Background Severe nausea and vomiting are recognised complications of OGTT and the estimated rate of failure to complete the 75 g test protocol has been stated as 2.4%. This scenario leaves clinicians with a dilemma about further management and there are no guidelines on this subject.
Aims To analyse the management of pregnant women with risk factors for gestational diabetes whose diagnosis remains unresolved following an incomplete WHO 75 g OGTT and to relate this to outcomes.
Methods Retrospective case note reviews of incomplete OGTT cases where fasting levels were normal according to WHO criteria.
Results 17 women met the selection criteria. All the women had at least one NICE recognised risk factor for gestational diabetes, the commonest factor being relevant history in a first degree relative [58.8%]. The OGTTs were performed between 26 and 34 weeks gestation and were all incomplete due to severe nausea or vomiting. Subsequently, 53%(9/17) of the women were given dietary advice and carried out blood glucose monitoring for one week before discharged to standard antenatal care, 6%(1/17) continued monitoring for 1 month, 6% (1/17) continued monitoring till the end of the pregnancy and 35% (6/17) were discharged to standard care without any monitoring. None of the women required any further intervention on the grounds of raised glucose levels. They all proceeded to live-births and there were no adverse sequelae directly attributable to GDM.
Conclusions Limited monitoring after an incomplete “normal” OGTT in women with risk factors for GDM resulted in no significant increase in adverse sequelae.
Statistics from Altmetric.com

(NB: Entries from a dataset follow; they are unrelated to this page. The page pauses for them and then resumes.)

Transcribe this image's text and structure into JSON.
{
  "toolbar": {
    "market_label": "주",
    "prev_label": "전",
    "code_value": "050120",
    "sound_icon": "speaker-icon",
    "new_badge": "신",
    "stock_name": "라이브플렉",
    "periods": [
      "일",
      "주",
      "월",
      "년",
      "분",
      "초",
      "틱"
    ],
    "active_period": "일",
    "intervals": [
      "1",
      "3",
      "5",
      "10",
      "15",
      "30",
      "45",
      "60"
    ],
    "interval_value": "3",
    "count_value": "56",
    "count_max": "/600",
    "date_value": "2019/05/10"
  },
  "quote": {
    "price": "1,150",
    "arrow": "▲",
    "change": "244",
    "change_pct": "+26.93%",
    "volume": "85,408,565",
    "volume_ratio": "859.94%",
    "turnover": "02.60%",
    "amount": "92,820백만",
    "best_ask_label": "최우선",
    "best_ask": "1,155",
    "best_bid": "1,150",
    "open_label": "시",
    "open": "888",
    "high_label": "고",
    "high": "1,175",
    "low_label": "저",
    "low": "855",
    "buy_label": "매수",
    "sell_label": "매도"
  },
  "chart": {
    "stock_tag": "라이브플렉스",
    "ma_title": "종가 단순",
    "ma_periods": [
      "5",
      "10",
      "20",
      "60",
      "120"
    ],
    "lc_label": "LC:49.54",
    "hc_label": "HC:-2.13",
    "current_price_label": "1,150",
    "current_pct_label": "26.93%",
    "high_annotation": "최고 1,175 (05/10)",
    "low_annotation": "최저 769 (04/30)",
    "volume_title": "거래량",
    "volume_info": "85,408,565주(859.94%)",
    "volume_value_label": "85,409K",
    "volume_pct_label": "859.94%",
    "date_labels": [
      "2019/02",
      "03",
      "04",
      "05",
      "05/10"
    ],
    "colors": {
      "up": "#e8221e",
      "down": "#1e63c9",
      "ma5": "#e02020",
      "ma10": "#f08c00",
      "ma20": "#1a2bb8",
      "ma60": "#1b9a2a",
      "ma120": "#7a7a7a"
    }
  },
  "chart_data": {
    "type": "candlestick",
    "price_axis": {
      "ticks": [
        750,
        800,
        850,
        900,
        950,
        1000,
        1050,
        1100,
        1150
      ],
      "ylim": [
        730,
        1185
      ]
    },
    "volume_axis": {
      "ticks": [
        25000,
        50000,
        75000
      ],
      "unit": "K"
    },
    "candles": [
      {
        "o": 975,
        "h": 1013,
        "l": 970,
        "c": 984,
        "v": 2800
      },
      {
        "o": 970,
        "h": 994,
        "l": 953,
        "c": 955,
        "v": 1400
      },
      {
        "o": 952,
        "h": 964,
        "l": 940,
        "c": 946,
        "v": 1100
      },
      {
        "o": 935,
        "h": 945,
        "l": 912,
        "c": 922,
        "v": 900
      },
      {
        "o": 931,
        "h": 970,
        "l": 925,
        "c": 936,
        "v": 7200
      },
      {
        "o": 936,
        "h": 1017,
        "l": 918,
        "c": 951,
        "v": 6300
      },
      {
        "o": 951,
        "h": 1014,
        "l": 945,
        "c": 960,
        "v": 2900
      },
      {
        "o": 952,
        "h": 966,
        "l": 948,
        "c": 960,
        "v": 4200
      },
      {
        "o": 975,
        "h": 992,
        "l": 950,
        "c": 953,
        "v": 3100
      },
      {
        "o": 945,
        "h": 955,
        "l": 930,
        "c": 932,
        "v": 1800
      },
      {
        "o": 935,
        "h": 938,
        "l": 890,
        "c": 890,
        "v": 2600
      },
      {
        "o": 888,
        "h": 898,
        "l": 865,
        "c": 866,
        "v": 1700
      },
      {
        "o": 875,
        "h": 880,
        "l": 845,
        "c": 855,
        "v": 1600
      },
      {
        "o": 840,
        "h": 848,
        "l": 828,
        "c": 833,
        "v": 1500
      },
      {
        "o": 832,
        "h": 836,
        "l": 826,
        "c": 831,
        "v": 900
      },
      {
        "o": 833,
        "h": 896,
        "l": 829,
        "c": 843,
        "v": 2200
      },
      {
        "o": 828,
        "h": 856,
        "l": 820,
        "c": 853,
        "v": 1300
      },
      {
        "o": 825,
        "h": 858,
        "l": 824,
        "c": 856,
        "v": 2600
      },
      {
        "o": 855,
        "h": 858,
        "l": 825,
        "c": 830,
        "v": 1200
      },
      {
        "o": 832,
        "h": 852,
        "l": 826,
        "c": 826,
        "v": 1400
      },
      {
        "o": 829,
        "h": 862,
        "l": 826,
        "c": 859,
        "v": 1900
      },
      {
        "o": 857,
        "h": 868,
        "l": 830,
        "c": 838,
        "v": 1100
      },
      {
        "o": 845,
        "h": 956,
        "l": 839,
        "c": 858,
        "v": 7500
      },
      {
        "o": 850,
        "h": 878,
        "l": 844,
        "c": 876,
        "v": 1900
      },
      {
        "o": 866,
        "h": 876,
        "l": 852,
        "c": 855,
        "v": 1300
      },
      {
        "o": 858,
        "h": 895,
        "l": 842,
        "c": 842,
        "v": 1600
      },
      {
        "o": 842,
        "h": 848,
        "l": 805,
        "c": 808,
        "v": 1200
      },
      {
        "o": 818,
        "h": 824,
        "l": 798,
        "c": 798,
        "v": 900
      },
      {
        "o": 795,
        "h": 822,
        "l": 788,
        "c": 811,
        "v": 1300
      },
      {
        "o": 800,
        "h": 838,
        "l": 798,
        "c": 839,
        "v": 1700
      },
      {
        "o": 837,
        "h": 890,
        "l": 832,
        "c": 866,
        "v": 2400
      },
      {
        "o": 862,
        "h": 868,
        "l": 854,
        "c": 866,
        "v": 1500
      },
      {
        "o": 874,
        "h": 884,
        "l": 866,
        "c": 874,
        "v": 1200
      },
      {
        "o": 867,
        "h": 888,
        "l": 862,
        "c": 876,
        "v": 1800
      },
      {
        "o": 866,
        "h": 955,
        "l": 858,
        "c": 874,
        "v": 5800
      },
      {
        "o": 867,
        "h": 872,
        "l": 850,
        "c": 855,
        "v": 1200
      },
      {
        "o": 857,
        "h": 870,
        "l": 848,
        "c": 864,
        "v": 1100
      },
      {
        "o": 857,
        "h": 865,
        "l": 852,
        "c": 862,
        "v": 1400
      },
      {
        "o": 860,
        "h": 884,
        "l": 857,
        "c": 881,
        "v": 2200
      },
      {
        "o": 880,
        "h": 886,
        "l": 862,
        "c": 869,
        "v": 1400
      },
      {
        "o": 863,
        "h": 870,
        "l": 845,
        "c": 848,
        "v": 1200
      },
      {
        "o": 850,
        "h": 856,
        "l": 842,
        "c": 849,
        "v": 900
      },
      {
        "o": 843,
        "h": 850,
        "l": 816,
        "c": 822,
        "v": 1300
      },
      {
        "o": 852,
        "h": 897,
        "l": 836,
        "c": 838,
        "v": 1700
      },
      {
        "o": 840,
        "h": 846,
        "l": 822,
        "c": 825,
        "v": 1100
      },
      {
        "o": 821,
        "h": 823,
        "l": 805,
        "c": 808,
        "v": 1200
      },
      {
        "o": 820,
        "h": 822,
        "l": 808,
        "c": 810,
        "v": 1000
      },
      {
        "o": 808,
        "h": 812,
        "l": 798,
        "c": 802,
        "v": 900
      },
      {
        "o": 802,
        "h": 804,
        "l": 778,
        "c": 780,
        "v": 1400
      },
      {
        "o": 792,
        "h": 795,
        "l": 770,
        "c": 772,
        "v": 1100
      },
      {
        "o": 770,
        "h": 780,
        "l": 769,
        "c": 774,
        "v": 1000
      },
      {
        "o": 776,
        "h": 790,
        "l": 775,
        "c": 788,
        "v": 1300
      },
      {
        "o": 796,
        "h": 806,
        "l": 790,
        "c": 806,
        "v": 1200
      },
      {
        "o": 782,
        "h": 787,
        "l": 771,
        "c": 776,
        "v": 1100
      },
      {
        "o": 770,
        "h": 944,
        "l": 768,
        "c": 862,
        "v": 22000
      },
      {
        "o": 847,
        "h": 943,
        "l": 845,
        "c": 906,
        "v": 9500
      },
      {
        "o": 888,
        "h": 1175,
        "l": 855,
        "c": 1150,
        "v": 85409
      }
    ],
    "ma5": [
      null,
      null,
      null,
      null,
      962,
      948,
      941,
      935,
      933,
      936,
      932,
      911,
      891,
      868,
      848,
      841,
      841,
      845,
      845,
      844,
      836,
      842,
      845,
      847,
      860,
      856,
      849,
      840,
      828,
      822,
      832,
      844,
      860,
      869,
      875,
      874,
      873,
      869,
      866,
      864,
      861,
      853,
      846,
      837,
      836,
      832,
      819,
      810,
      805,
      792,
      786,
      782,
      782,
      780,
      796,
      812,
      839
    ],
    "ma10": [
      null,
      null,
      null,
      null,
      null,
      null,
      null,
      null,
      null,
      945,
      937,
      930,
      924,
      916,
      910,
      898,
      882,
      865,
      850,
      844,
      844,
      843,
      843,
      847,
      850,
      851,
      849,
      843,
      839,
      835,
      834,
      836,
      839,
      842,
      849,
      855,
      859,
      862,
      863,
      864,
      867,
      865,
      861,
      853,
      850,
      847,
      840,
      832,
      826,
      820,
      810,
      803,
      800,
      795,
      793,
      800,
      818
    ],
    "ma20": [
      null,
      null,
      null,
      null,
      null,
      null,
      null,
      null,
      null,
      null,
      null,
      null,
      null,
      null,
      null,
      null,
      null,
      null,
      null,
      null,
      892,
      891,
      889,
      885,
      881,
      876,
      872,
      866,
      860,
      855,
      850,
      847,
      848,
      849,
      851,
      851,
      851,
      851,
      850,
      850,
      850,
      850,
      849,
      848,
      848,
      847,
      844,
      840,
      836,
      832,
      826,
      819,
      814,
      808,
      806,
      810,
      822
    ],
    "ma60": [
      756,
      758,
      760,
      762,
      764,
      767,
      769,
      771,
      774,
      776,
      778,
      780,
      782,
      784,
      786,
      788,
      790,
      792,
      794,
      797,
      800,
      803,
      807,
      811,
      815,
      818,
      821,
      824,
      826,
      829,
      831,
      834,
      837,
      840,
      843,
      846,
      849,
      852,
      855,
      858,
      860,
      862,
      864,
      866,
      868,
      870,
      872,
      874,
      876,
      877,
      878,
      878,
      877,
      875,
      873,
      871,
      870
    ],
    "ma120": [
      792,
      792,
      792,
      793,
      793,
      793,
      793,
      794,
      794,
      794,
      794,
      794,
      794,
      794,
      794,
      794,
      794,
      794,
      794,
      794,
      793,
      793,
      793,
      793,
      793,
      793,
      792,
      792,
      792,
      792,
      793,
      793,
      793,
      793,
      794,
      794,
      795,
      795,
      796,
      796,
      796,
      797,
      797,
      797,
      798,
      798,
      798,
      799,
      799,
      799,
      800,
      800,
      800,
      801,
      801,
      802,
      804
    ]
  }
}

If you wish to reuse any or all of this article please use the link below which will take you to the Copyright Clearance Center’s RightsLink service. You will be able to get a quick price and instant permission to reuse the content in many different ways.